Moving your loved one from home to senior care

Moving a loved one with Alzheimer's disease. 06/16/2014

Moving is never an easy process, but helping a loved one transition to a retirement community or assisted living center can be especially emotional.  Older people often have been living in the same place for decades.  They may have raised their children and made countless other memories there.  There’s also likely a collection of personal belongings that has grown over the years for you to sort through together. Additionally, moving elderly parents to senior care could mean less independence in your loved one’s eyes.

One sign that it’s time to consider moving  your aging parents to assisted living is if you notice they are forgetting things, such as taking medication or stocking the refrigerator with food.  Additionally, they may have recently suffered a fall or injury that makes it difficult for them to continue living alone.

The First Steps for Moving Elderly Parents
Before you can even think about packing, it’s important to have a conversation with your family members who want to be involved.  Topics to discuss are how much care your loved one needs, what residential options are available and which locations are within a reasonable financial range.  Family members should talk about lifestyle changes the move will bring and what role everyone plans to take during the time of transition. Consider if your loved one needs constant supervision or just occasional care, what he or she can still do independently and the types of medical attention that will be necessary.

Moving to Assisted Living Packing Strategy
Due to the extent of packing and moving a full house, getting an early start to the process is ideal.  This will give everyone ample time to sort through belongings without the extra pressure of an approaching deadline.  Before you begin dividing and conquering, find out the measurements of your loved one’s new space.  This will help you determine what can be saved and what has to be discarded. It’s also important to consider your loved one’s feelings about packing.  Acknowledge the loss they are experiencing but try not to get emotional in front of them.

Break packing up by room and don’t hesitate to stop and take breaks if it becomes too overwhelming for either party. Making several piles may help if your loved one is feeling indecisive, but some people prefer the more clear cut method of “this stays” and “this goes.”  Categories you may want to use are items for storage, to move to the new place, to sell, to throw away, for family to look through and to donate.  You can show your loved one charities to choose from for donations. Knowing that belongings are going to someone in need can make them easier to part with.
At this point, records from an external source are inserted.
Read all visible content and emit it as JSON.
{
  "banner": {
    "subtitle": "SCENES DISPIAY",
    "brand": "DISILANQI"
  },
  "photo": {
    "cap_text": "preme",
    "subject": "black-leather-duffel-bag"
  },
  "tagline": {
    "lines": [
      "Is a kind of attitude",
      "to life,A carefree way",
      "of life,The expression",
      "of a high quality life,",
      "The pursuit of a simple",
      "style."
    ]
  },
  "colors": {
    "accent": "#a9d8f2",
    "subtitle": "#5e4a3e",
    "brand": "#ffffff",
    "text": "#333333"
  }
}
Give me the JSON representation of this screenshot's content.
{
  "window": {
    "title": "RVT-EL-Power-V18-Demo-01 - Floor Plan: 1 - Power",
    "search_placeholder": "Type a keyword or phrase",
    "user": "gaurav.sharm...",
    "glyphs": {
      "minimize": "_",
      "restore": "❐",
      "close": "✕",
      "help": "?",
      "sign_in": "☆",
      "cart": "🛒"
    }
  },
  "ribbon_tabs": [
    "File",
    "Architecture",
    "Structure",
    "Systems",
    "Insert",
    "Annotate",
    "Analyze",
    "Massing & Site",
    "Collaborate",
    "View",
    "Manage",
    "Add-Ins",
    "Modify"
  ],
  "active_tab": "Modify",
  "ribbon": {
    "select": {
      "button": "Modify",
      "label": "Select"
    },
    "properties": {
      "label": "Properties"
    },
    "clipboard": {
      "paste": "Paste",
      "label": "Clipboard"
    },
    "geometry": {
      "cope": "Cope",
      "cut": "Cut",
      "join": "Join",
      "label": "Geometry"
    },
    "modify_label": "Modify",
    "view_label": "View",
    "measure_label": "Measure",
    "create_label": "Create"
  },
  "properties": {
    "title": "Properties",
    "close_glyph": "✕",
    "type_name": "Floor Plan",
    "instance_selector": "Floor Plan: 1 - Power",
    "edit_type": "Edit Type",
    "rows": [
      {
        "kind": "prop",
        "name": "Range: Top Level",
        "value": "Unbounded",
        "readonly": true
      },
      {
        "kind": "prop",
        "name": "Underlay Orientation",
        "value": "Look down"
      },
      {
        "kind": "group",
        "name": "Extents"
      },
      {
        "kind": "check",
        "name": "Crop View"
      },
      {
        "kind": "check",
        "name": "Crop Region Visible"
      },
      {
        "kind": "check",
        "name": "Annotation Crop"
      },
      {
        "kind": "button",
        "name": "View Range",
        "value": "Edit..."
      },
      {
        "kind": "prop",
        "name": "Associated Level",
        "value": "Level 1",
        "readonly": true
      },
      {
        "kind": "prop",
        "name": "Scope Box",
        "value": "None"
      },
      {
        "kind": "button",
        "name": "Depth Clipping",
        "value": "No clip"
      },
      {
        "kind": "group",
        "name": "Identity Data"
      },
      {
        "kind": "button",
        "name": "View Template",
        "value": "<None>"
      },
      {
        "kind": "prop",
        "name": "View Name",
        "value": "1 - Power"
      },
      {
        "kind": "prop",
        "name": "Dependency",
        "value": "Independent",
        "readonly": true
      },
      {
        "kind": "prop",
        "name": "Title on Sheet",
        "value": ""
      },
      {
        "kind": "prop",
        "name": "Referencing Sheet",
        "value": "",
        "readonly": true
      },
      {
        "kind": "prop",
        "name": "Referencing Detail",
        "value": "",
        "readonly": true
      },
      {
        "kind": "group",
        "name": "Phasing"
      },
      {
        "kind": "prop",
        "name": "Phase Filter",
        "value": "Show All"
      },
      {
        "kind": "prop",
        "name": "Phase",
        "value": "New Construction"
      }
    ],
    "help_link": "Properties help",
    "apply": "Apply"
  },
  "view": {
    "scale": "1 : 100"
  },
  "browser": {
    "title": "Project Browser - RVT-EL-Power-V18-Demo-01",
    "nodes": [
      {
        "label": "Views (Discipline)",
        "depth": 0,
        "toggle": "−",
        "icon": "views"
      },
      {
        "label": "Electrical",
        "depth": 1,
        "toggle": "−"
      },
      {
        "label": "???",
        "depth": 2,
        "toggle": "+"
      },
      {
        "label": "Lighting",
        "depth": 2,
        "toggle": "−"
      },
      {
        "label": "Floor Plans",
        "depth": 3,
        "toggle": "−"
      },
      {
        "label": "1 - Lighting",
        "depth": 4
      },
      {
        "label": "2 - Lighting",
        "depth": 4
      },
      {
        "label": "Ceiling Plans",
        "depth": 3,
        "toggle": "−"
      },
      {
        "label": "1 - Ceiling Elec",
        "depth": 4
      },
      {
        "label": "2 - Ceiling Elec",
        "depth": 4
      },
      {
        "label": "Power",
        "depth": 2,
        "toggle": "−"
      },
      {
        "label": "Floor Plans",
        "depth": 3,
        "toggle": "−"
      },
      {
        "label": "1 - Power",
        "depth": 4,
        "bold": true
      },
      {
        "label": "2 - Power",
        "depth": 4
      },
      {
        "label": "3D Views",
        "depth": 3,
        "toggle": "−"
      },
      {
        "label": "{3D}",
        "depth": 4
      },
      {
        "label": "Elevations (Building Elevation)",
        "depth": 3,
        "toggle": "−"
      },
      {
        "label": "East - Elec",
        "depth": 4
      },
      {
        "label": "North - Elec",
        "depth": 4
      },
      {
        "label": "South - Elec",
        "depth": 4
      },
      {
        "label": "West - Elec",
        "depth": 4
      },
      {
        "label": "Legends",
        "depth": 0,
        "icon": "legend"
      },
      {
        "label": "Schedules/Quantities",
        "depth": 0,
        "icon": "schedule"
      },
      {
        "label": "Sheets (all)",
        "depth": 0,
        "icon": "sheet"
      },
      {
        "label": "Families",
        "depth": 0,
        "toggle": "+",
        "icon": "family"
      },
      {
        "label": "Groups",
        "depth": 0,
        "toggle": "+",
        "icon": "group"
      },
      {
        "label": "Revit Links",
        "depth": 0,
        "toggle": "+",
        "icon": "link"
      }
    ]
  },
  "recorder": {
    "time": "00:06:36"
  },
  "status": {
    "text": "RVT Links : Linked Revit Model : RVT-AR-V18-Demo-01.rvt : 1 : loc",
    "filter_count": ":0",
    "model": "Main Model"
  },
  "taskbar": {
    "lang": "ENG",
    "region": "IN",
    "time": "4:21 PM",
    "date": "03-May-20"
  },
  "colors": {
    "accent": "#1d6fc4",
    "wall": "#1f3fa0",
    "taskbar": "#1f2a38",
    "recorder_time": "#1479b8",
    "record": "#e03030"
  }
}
It might be beneficial to find out if any nearby donation centers will pick items up for you, to save yourself a step.  Also, find out if you can get a receipt from donating for a tax deduction.

If you find your loved one is overwhelmed, stick to yes or no questions rather than asking which items he or she wants to keep.  Perhaps have them choose one or two favorite items out of a collection.  It may be best to encourage them to keep what they actually use instead of the belongings that are the nicest or newest.  When you run into a room or drawer that is too difficult, consider waiting until they are settled in an assisted living center to finish the sorting process.  Unless the house is being sold or rented immediately, it can be less stressful to comb through certain rooms after the move.